AIM OF THE EXERCISE
When you write out the records, keep every word exact and drop the pictures.

Excerpts from a dataset:
= = = = = = =
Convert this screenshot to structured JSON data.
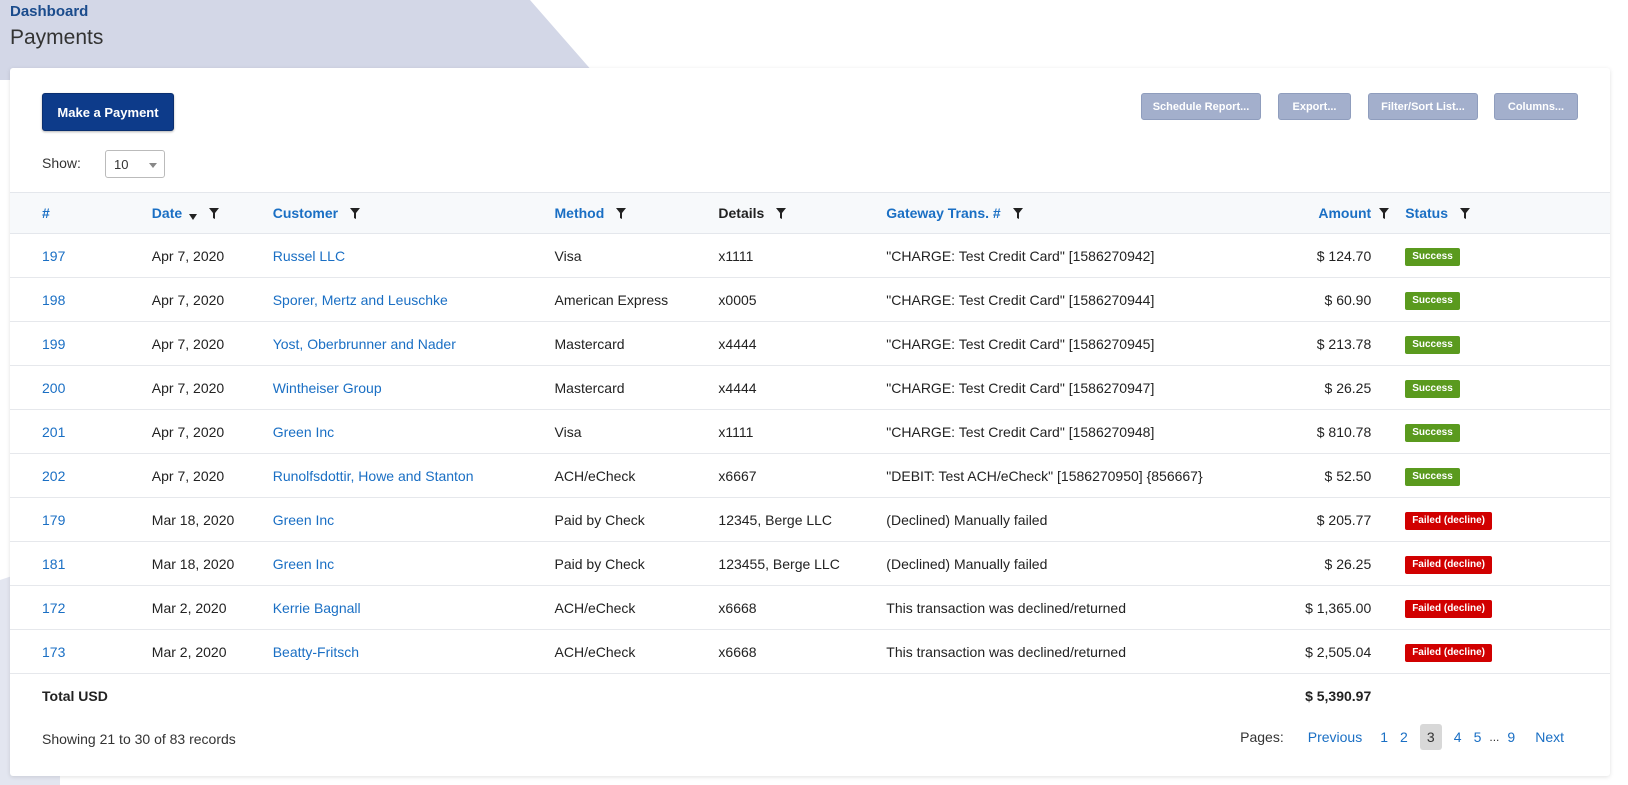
{
  "breadcrumb": "Dashboard",
  "title": "Payments",
  "toolbar": {
    "make_payment": "Make a Payment",
    "schedule_report": "Schedule Report...",
    "export": "Export...",
    "filter_sort": "Filter/Sort List...",
    "columns": "Columns..."
  },
  "show": {
    "label": "Show:",
    "value": "10"
  },
  "columns": {
    "num": "#",
    "date": "Date",
    "customer": "Customer",
    "method": "Method",
    "details": "Details",
    "gateway": "Gateway Trans. #",
    "amount": "Amount",
    "status": "Status"
  },
  "rows": [
    {
      "num": "197",
      "date": "Apr 7, 2020",
      "customer": "Russel LLC",
      "method": "Visa",
      "details": "x1111",
      "gateway": "\"CHARGE: Test Credit Card\" [1586270942]",
      "amount": "$ 124.70",
      "status": "Success",
      "failed": false
    },
    {
      "num": "198",
      "date": "Apr 7, 2020",
      "customer": "Sporer, Mertz and Leuschke",
      "method": "American Express",
      "details": "x0005",
      "gateway": "\"CHARGE: Test Credit Card\" [1586270944]",
      "amount": "$ 60.90",
      "status": "Success",
      "failed": false
    },
    {
      "num": "199",
      "date": "Apr 7, 2020",
      "customer": "Yost, Oberbrunner and Nader",
      "method": "Mastercard",
      "details": "x4444",
      "gateway": "\"CHARGE: Test Credit Card\" [1586270945]",
      "amount": "$ 213.78",
      "status": "Success",
      "failed": false
    },
    {
      "num": "200",
      "date": "Apr 7, 2020",
      "customer": "Wintheiser Group",
      "method": "Mastercard",
      "details": "x4444",
      "gateway": "\"CHARGE: Test Credit Card\" [1586270947]",
      "amount": "$ 26.25",
      "status": "Success",
      "failed": false
    },
    {
      "num": "201",
      "date": "Apr 7, 2020",
      "customer": "Green Inc",
      "method": "Visa",
      "details": "x1111",
      "gateway": "\"CHARGE: Test Credit Card\" [1586270948]",
      "amount": "$ 810.78",
      "status": "Success",
      "failed": false
    },
    {
      "num": "202",
      "date": "Apr 7, 2020",
      "customer": "Runolfsdottir, Howe and Stanton",
      "method": "ACH/eCheck",
      "details": "x6667",
      "gateway": "\"DEBIT: Test ACH/eCheck\" [1586270950] {856667}",
      "amount": "$ 52.50",
      "status": "Success",
      "failed": false
    },
    {
      "num": "179",
      "date": "Mar 18, 2020",
      "customer": "Green Inc",
      "method": "Paid by Check",
      "details": "12345, Berge LLC",
      "gateway": "(Declined) Manually failed",
      "amount": "$ 205.77",
      "status": "Failed (decline)",
      "failed": true
    },
    {
      "num": "181",
      "date": "Mar 18, 2020",
      "customer": "Green Inc",
      "method": "Paid by Check",
      "details": "123455, Berge LLC",
      "gateway": "(Declined) Manually failed",
      "amount": "$ 26.25",
      "status": "Failed (decline)",
      "failed": true
    },
    {
      "num": "172",
      "date": "Mar 2, 2020",
      "customer": "Kerrie Bagnall",
      "method": "ACH/eCheck",
      "details": "x6668",
      "gateway": "This transaction was declined/returned",
      "amount": "$ 1,365.00",
      "status": "Failed (decline)",
      "failed": true
    },
    {
      "num": "173",
      "date": "Mar 2, 2020",
      "customer": "Beatty-Fritsch",
      "method": "ACH/eCheck",
      "details": "x6668",
      "gateway": "This transaction was declined/returned",
      "amount": "$ 2,505.04",
      "status": "Failed (decline)",
      "failed": true
    }
  ],
  "total": {
    "label": "Total USD",
    "amount": "$ 5,390.97"
  },
  "footer": {
    "showing": "Showing 21 to 30 of 83 records",
    "pages_label": "Pages:",
    "previous": "Previous",
    "pages": [
      "1",
      "2",
      "3",
      "4",
      "5"
    ],
    "current_page": "3",
    "ellipsis": "...",
    "last_page": "9",
    "next": "Next"
  },
  "icons": {
    "filter": "filter-funnel-icon",
    "sort": "sort-desc-icon",
    "dropdown": "chevron-down-icon"
  },
  "colors": {
    "primary": "#0d3b8a",
    "link": "#1a6fc4",
    "success": "#5a9a1e",
    "danger": "#d10000",
    "toolbar": "#a3afcc"
  }
}
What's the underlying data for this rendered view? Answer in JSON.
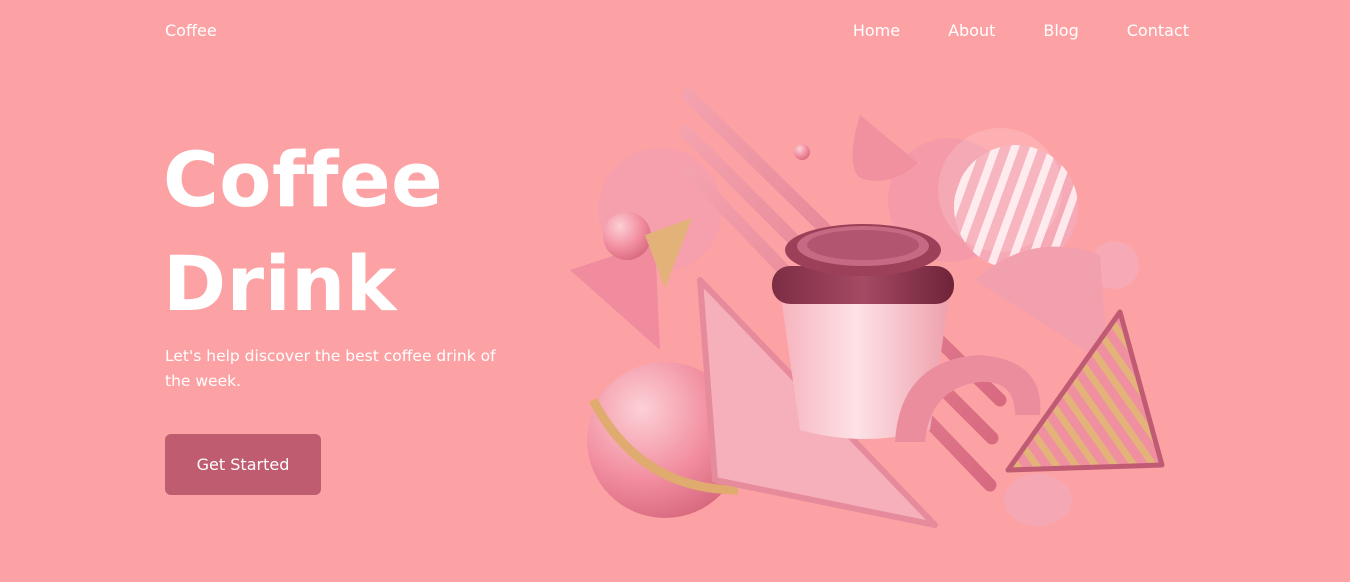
{
  "nav": {
    "logo": "Coffee",
    "links": [
      "Home",
      "About",
      "Blog",
      "Contact"
    ]
  },
  "hero": {
    "title_line1": "Coffee",
    "title_line2": "Drink",
    "subtitle": "Let's help discover the best coffee drink of the week.",
    "cta_label": "Get Started"
  },
  "colors": {
    "background": "#fda2a4",
    "button": "#c05c6f",
    "text": "#ffffff",
    "cup_lid": "#8e3b52"
  },
  "illustration": "coffee-cup-3d-shapes"
}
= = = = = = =
TASK OUTPUT
Convert this screenshot to structured JSON data.
{
  "breadcrumb": "Dashboard",
  "title": "Payments",
  "toolbar": {
    "make_payment": "Make a Payment",
    "schedule_report": "Schedule Report...",
    "export": "Export...",
    "filter_sort": "Filter/Sort List...",
    "columns": "Columns..."
  },
  "show": {
    "label": "Show:",
    "value": "10"
  },
  "columns": {
    "num": "#",
    "date": "Date",
    "customer": "Customer",
    "method": "Method",
    "details": "Details",
    "gateway": "Gateway Trans. #",
    "amount": "Amount",
    "status": "Status"
  },
  "rows": [
    {
      "num": "197",
      "date": "Apr 7, 2020",
      "customer": "Russel LLC",
      "method": "Visa",
      "details": "x1111",
      "gateway": "\"CHARGE: Test Credit Card\" [1586270942]",
      "amount": "$ 124.70",
      "status": "Success",
      "failed": false
    },
    {
      "num": "198",
      "date": "Apr 7, 2020",
      "customer": "Sporer, Mertz and Leuschke",
      "method": "American Express",
      "details": "x0005",
      "gateway": "\"CHARGE: Test Credit Card\" [1586270944]",
      "amount": "$ 60.90",
      "status": "Success",
      "failed": false
    },
    {
      "num": "199",
      "date": "Apr 7, 2020",
      "customer": "Yost, Oberbrunner and Nader",
      "method": "Mastercard",
      "details": "x4444",
      "gateway": "\"CHARGE: Test Credit Card\" [1586270945]",
      "amount": "$ 213.78",
      "status": "Success",
      "failed": false
    },
    {
      "num": "200",
      "date": "Apr 7, 2020",
      "customer": "Wintheiser Group",
      "method": "Mastercard",
      "details": "x4444",
      "gateway": "\"CHARGE: Test Credit Card\" [1586270947]",
      "amount": "$ 26.25",
      "status": "Success",
      "failed": false
    },
    {
      "num": "201",
      "date": "Apr 7, 2020",
      "customer": "Green Inc",
      "method": "Visa",
      "details": "x1111",
      "gateway": "\"CHARGE: Test Credit Card\" [1586270948]",
      "amount": "$ 810.78",
      "status": "Success",
      "failed": false
    },
    {
      "num": "202",
      "date": "Apr 7, 2020",
      "customer": "Runolfsdottir, Howe and Stanton",
      "method": "ACH/eCheck",
      "details": "x6667",
      "gateway": "\"DEBIT: Test ACH/eCheck\" [1586270950] {856667}",
      "amount": "$ 52.50",
      "status": "Success",
      "failed": false
    },
    {
      "num": "179",
      "date": "Mar 18, 2020",
      "customer": "Green Inc",
      "method": "Paid by Check",
      "details": "12345, Berge LLC",
      "gateway": "(Declined) Manually failed",
      "amount": "$ 205.77",
      "status": "Failed (decline)",
      "failed": true
    },
    {
      "num": "181",
      "date": "Mar 18, 2020",
      "customer": "Green Inc",
      "method": "Paid by Check",
      "details": "123455, Berge LLC",
      "gateway": "(Declined) Manually failed",
      "amount": "$ 26.25",
      "status": "Failed (decline)",
      "failed": true
    },
    {
      "num": "172",
      "date": "Mar 2, 2020",
      "customer": "Kerrie Bagnall",
      "method": "ACH/eCheck",
      "details": "x6668",
      "gateway": "This transaction was declined/returned",
      "amount": "$ 1,365.00",
      "status": "Failed (decline)",
      "failed": true
    },
    {
      "num": "173",
      "date": "Mar 2, 2020",
      "customer": "Beatty-Fritsch",
      "method": "ACH/eCheck",
      "details": "x6668",
      "gateway": "This transaction was declined/returned",
      "amount": "$ 2,505.04",
      "status": "Failed (decline)",
      "failed": true
    }
  ],
  "total": {
    "label": "Total USD",
    "amount": "$ 5,390.97"
  },
  "footer": {
    "showing": "Showing 21 to 30 of 83 records",
    "pages_label": "Pages:",
    "previous": "Previous",
    "pages": [
      "1",
      "2",
      "3",
      "4",
      "5"
    ],
    "current_page": "3",
    "ellipsis": "...",
    "last_page": "9",
    "next": "Next"
  },
  "icons": {
    "filter": "filter-funnel-icon",
    "sort": "sort-desc-icon",
    "dropdown": "chevron-down-icon"
  },
  "colors": {
    "primary": "#0d3b8a",
    "link": "#1a6fc4",
    "success": "#5a9a1e",
    "danger": "#d10000",
    "toolbar": "#a3afcc"
  }
}
What's the underlying data for this rendered view? Answer in JSON.
{
  "nav": {
    "logo": "Coffee",
    "links": [
      "Home",
      "About",
      "Blog",
      "Contact"
    ]
  },
  "hero": {
    "title_line1": "Coffee",
    "title_line2": "Drink",
    "subtitle": "Let's help discover the best coffee drink of the week.",
    "cta_label": "Get Started"
  },
  "colors": {
    "background": "#fda2a4",
    "button": "#c05c6f",
    "text": "#ffffff",
    "cup_lid": "#8e3b52"
  },
  "illustration": "coffee-cup-3d-shapes"
}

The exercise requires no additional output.